■ **Task brief**
Wherever a line holds the word "wolf", copy that line from the data.
** Task inputs follows **
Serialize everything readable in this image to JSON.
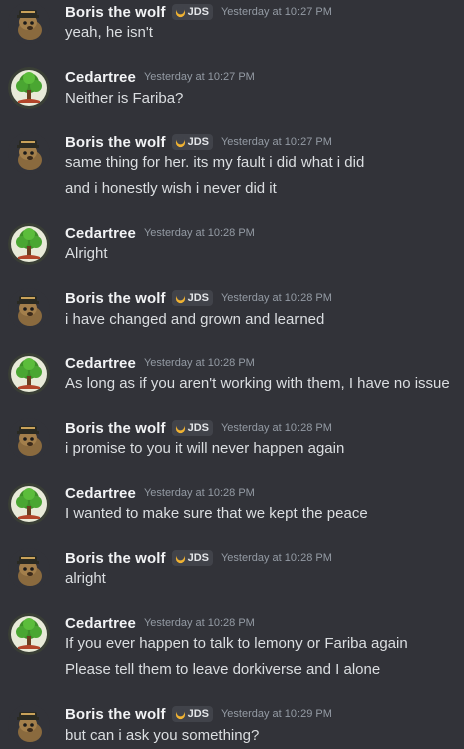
{
  "users": {
    "boris": {
      "name": "Boris the wolf",
      "tag": "JDS"
    },
    "cedar": {
      "name": "Cedartree"
    }
  },
  "messages": [
    {
      "timestamp": "Yesterday at 10:27 PM",
      "lines": [
        "yeah, he isn't"
      ]
    },
    {
      "timestamp": "Yesterday at 10:27 PM",
      "lines": [
        "Neither is Fariba?"
      ]
    },
    {
      "timestamp": "Yesterday at 10:27 PM",
      "lines": [
        "same thing for her. its my fault i did what i did",
        "and i honestly wish i never did it"
      ]
    },
    {
      "timestamp": "Yesterday at 10:28 PM",
      "lines": [
        "Alright"
      ]
    },
    {
      "timestamp": "Yesterday at 10:28 PM",
      "lines": [
        "i have changed and grown and learned"
      ]
    },
    {
      "timestamp": "Yesterday at 10:28 PM",
      "lines": [
        "As long as if you aren't working with them, I have no issue"
      ]
    },
    {
      "timestamp": "Yesterday at 10:28 PM",
      "lines": [
        "i promise to you it will never happen again"
      ]
    },
    {
      "timestamp": "Yesterday at 10:28 PM",
      "lines": [
        "I wanted to make sure that we kept the peace"
      ]
    },
    {
      "timestamp": "Yesterday at 10:28 PM",
      "lines": [
        "alright"
      ]
    },
    {
      "timestamp": "Yesterday at 10:28 PM",
      "lines": [
        "If you ever happen to talk to lemony or Fariba again",
        "Please tell them to leave dorkiverse and I alone"
      ]
    },
    {
      "timestamp": "Yesterday at 10:29 PM",
      "lines": [
        "but can i ask you something?"
      ]
    }
  ],
  "colors": {
    "background": "#323339",
    "username": "#f2f3f5",
    "text": "#dbdee1",
    "timestamp": "#949ba4",
    "tag_bg": "#41434a",
    "tag_icon": "#f0b232"
  },
  "icons": {
    "boris_avatar": "wolf-avatar-icon",
    "cedar_avatar": "tree-avatar-icon",
    "tag": "crescent-moon-icon"
  }
}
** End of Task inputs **
■ **Exercise result**
      "name": "Boris the wolf",
    "boris_avatar": "wolf-avatar-icon",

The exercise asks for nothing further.